‘In light of the pressures it faces, clearly articulating CQC’s role as a ‘regulator’ is important. In doing so, the Board considered a priority was making it clear that CQC’s focus must be on protecting people from risk of poor quality care, and as such the organisation cannot be expected to occupy both a regulatory and an “improvement” space.’ p14
Elsewhere in the report CQC do talk about driving improvements through enforcement action, so I’m not entirely clear what alternative perception they are trying to promote in relation to ‘improvement’. After reading the report I felt even less clear about what ‘expectations’ I should have of CQC, and I look forward to more work and discussion from them on their role. It seems to me that the future of the CQC may very well hinge on the extent to which they feel able to challenge the government and polices that present risks to their role as a regulator and to the sector as a whole. The reports of the predecessor commissions into the state of health and social care must have made uncomfortable reading for many in Whitehall. Now more than ever the sector needs leadership and representation from those with knowledge, experience and integrity to confront governments with the realities of policy directions (and re-directions) and resource shortfalls in social care. Who better to occupy this role than the regulator themselves?

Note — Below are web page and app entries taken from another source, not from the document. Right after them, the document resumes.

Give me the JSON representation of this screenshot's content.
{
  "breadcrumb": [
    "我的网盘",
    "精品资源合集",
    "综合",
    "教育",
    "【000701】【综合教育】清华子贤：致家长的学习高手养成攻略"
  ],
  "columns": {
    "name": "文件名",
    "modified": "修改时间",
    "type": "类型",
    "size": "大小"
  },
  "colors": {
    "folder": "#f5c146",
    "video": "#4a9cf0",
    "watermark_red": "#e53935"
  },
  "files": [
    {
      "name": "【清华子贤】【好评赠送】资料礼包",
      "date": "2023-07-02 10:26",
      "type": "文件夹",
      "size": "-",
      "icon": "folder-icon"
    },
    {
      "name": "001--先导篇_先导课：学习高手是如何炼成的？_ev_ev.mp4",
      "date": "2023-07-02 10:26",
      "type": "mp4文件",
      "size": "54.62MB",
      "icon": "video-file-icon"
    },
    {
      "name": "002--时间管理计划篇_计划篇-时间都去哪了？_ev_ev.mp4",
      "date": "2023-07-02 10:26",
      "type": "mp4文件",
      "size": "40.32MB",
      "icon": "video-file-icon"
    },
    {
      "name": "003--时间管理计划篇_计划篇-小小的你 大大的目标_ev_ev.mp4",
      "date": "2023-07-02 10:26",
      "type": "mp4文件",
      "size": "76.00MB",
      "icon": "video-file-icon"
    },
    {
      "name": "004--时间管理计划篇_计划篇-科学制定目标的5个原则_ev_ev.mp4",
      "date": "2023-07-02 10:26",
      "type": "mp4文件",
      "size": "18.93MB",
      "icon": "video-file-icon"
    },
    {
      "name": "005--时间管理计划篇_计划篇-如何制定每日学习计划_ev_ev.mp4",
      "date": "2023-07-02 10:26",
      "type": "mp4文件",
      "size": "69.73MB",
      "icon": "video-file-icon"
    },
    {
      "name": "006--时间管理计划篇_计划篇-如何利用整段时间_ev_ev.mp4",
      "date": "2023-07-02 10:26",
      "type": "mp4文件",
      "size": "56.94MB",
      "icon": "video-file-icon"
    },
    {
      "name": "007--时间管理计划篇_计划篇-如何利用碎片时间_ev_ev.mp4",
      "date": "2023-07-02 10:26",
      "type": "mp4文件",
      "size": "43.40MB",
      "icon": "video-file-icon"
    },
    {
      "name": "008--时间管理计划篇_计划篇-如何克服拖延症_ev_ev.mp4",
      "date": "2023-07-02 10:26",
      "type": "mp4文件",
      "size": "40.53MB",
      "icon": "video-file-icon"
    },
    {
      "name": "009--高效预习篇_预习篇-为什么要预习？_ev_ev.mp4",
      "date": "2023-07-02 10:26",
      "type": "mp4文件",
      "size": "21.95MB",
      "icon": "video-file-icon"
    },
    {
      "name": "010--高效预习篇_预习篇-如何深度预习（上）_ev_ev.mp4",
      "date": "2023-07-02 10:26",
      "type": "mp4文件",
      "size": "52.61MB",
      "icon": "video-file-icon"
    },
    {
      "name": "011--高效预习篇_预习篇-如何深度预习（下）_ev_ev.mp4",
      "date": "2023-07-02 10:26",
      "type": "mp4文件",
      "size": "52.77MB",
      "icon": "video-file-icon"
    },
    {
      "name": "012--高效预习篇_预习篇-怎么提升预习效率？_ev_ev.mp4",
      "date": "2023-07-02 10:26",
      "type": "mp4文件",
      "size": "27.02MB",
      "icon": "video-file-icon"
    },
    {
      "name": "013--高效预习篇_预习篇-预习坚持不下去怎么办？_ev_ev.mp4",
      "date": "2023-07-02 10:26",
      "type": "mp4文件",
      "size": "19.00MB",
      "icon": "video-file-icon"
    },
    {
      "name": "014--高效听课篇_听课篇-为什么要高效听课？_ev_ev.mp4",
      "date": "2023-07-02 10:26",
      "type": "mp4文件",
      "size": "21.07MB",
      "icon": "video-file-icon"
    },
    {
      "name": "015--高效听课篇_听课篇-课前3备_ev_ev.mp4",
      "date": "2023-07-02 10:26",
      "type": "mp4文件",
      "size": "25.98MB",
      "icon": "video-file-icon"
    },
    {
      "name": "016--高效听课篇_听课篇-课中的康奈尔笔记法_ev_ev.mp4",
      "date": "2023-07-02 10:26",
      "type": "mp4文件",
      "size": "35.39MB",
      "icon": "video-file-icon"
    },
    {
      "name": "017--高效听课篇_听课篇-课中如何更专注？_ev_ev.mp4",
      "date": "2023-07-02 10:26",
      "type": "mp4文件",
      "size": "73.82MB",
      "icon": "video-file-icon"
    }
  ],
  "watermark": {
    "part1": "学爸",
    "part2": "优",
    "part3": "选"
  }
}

After Winterbourne View – a depressing future for learning disability services?
One last thing to bring to your attention is this fantastic (but somewhat depressing) report
by the National Development Team for Inclusion which explores incentives for change for private sector providers of hospital services for people with learning disabilities. In the aftermath of the Panorama program documenting the abuse of adults at Winterbourne View a large coalition of experts wrote to David Cameron

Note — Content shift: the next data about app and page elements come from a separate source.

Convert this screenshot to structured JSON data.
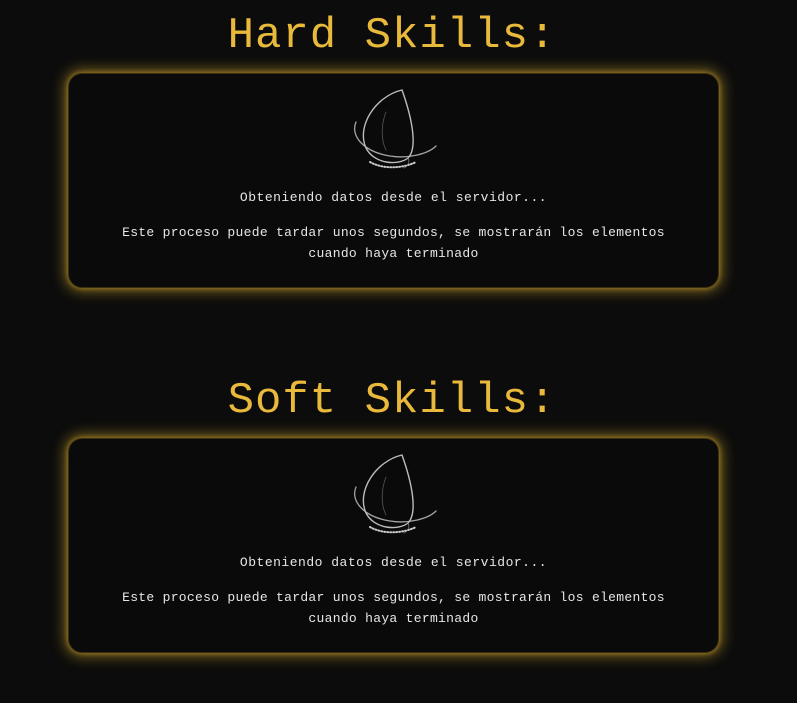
{
  "sections": [
    {
      "title": "Hard Skills:",
      "loading_text": "Obteniendo datos desde el servidor...",
      "info_text": "Este proceso puede tardar unos segundos, se mostrarán los elementos cuando haya terminado",
      "spinner_icon": "loading-spinner-icon"
    },
    {
      "title": "Soft Skills:",
      "loading_text": "Obteniendo datos desde el servidor...",
      "info_text": "Este proceso puede tardar unos segundos, se mostrarán los elementos cuando haya terminado",
      "spinner_icon": "loading-spinner-icon"
    }
  ],
  "colors": {
    "background": "#0c0c0c",
    "accent": "#e9b93c",
    "card_background": "#0a0a0a",
    "text": "#e6e6e6"
  }
}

to highlight their concerns with models of hospital care for adults with learning disabilities. In this latest report by NDTi they explore the reasons why long term hospital care is being used despite a policy drive away from services like this. They conclude that a range of factors, linked essentially to the way private sector services are financed and commissioned, means that policy directions have little traction with the private sector – who provide the majority of services today. They write:

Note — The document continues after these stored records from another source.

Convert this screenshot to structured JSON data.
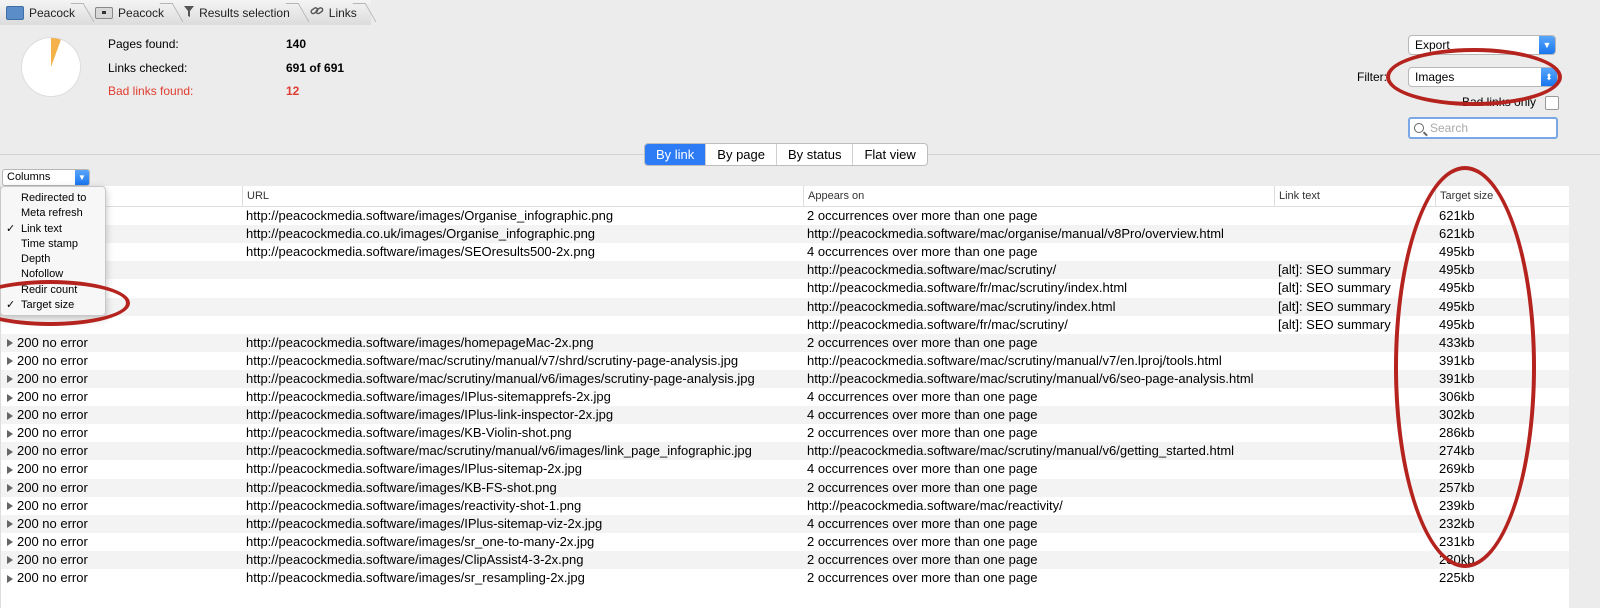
{
  "breadcrumb": [
    {
      "label": "Peacock",
      "icon": "folder-icon"
    },
    {
      "label": "Peacock",
      "icon": "drive-icon"
    },
    {
      "label": "Results selection",
      "icon": "filter-icon"
    },
    {
      "label": "Links",
      "icon": "link-icon"
    }
  ],
  "stats": {
    "pages_found_label": "Pages found:",
    "pages_found_value": "140",
    "links_checked_label": "Links checked:",
    "links_checked_value": "691 of 691",
    "bad_links_label": "Bad links found:",
    "bad_links_value": "12"
  },
  "controls": {
    "export_label": "Export",
    "filter_label": "Filter:",
    "filter_value": "Images",
    "bad_links_only_label": "Bad links only",
    "search_placeholder": "Search"
  },
  "view_tabs": [
    "By link",
    "By page",
    "By status",
    "Flat view"
  ],
  "columns_button": "Columns",
  "columns_menu": [
    {
      "label": "Redirected to",
      "checked": false
    },
    {
      "label": "Meta refresh",
      "checked": false
    },
    {
      "label": "Link text",
      "checked": true
    },
    {
      "label": "Time stamp",
      "checked": false
    },
    {
      "label": "Depth",
      "checked": false
    },
    {
      "label": "Nofollow",
      "checked": false
    },
    {
      "label": "Redir count",
      "checked": false
    },
    {
      "label": "Target size",
      "checked": true
    }
  ],
  "table": {
    "headers": [
      "URL",
      "Appears on",
      "Link text",
      "Target size"
    ],
    "rows": [
      {
        "status": "",
        "url": "http://peacockmedia.software/images/Organise_infographic.png",
        "appears": "2 occurrences over more than one page",
        "text": "",
        "size": "621kb"
      },
      {
        "status": "",
        "url": "http://peacockmedia.co.uk/images/Organise_infographic.png",
        "appears": "http://peacockmedia.software/mac/organise/manual/v8Pro/overview.html",
        "text": "",
        "size": "621kb"
      },
      {
        "status": "",
        "url": "http://peacockmedia.software/images/SEOresults500-2x.png",
        "appears": "4 occurrences over more than one page",
        "text": "",
        "size": "495kb"
      },
      {
        "status": "",
        "url": "",
        "appears": "http://peacockmedia.software/mac/scrutiny/",
        "text": "[alt]: SEO summary",
        "size": "495kb"
      },
      {
        "status": "",
        "url": "",
        "appears": "http://peacockmedia.software/fr/mac/scrutiny/index.html",
        "text": "[alt]: SEO summary",
        "size": "495kb"
      },
      {
        "status": "",
        "url": "",
        "appears": "http://peacockmedia.software/mac/scrutiny/index.html",
        "text": "[alt]: SEO summary",
        "size": "495kb"
      },
      {
        "status": "",
        "url": "",
        "appears": "http://peacockmedia.software/fr/mac/scrutiny/",
        "text": "[alt]: SEO summary",
        "size": "495kb"
      },
      {
        "status": "200 no error",
        "url": "http://peacockmedia.software/images/homepageMac-2x.png",
        "appears": "2 occurrences over more than one page",
        "text": "",
        "size": "433kb"
      },
      {
        "status": "200 no error",
        "url": "http://peacockmedia.software/mac/scrutiny/manual/v7/shrd/scrutiny-page-analysis.jpg",
        "appears": "http://peacockmedia.software/mac/scrutiny/manual/v7/en.lproj/tools.html",
        "text": "",
        "size": "391kb"
      },
      {
        "status": "200 no error",
        "url": "http://peacockmedia.software/mac/scrutiny/manual/v6/images/scrutiny-page-analysis.jpg",
        "appears": "http://peacockmedia.software/mac/scrutiny/manual/v6/seo-page-analysis.html",
        "text": "",
        "size": "391kb"
      },
      {
        "status": "200 no error",
        "url": "http://peacockmedia.software/images/IPlus-sitemapprefs-2x.jpg",
        "appears": "4 occurrences over more than one page",
        "text": "",
        "size": "306kb"
      },
      {
        "status": "200 no error",
        "url": "http://peacockmedia.software/images/IPlus-link-inspector-2x.jpg",
        "appears": "4 occurrences over more than one page",
        "text": "",
        "size": "302kb"
      },
      {
        "status": "200 no error",
        "url": "http://peacockmedia.software/images/KB-Violin-shot.png",
        "appears": "2 occurrences over more than one page",
        "text": "",
        "size": "286kb"
      },
      {
        "status": "200 no error",
        "url": "http://peacockmedia.software/mac/scrutiny/manual/v6/images/link_page_infographic.jpg",
        "appears": "http://peacockmedia.software/mac/scrutiny/manual/v6/getting_started.html",
        "text": "",
        "size": "274kb"
      },
      {
        "status": "200 no error",
        "url": "http://peacockmedia.software/images/IPlus-sitemap-2x.jpg",
        "appears": "4 occurrences over more than one page",
        "text": "",
        "size": "269kb"
      },
      {
        "status": "200 no error",
        "url": "http://peacockmedia.software/images/KB-FS-shot.png",
        "appears": "2 occurrences over more than one page",
        "text": "",
        "size": "257kb"
      },
      {
        "status": "200 no error",
        "url": "http://peacockmedia.software/images/reactivity-shot-1.png",
        "appears": "http://peacockmedia.software/mac/reactivity/",
        "text": "",
        "size": "239kb"
      },
      {
        "status": "200 no error",
        "url": "http://peacockmedia.software/images/IPlus-sitemap-viz-2x.jpg",
        "appears": "4 occurrences over more than one page",
        "text": "",
        "size": "232kb"
      },
      {
        "status": "200 no error",
        "url": "http://peacockmedia.software/images/sr_one-to-many-2x.jpg",
        "appears": "2 occurrences over more than one page",
        "text": "",
        "size": "231kb"
      },
      {
        "status": "200 no error",
        "url": "http://peacockmedia.software/images/ClipAssist4-3-2x.png",
        "appears": "2 occurrences over more than one page",
        "text": "",
        "size": "230kb"
      },
      {
        "status": "200 no error",
        "url": "http://peacockmedia.software/images/sr_resampling-2x.jpg",
        "appears": "2 occurrences over more than one page",
        "text": "",
        "size": "225kb"
      }
    ]
  }
}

‘What exists is a sub-system of the learning disability health and social care system that is at odds with evidence and policy but which continues to operate because noone with power has the incentive to change it. It suits the providers of the hospitals because it meets their corporate financial needs. It suits many commissioners because it provides a fall back position (often one of “out of sight out of mind”) when poor commissioning of services for people who challenge has led to service breakdown. It suits many families because, following years of their relative being passed between services that did not work, they at least experience a degree of continuity and security within the institutional hospital setting. The only people it does not suit are the people with learning disabilities themselves, who are not supported to live a decent quality of life, in their communities, with support to address their unique needs – but their voice has little or no power within the system.’
It suggests that changing the overall landscape of service provision for adults with learning disabilities that require high levels of support may be extremely challenging. Even with the will from government, the reality is that with the privatisation of services ordinary policy initiatives offer no guaranteed outcomes. The question is, are there other levers that could be used to improve services than wishful thinking from Whitehall?
I was musing on the depressing implications of the report this weekend, when I drove to Winterbourne View itself to take a photograph for a magazine article I am writing. It was only after I had driven outside the city limits, far from any shops or anything resembling a community, and I was stood outside of it taking a picture that it occurred to me: what kind of “rehabilitation”, what kind of life, could possibly be offered by a long term placement in the middle of a business park?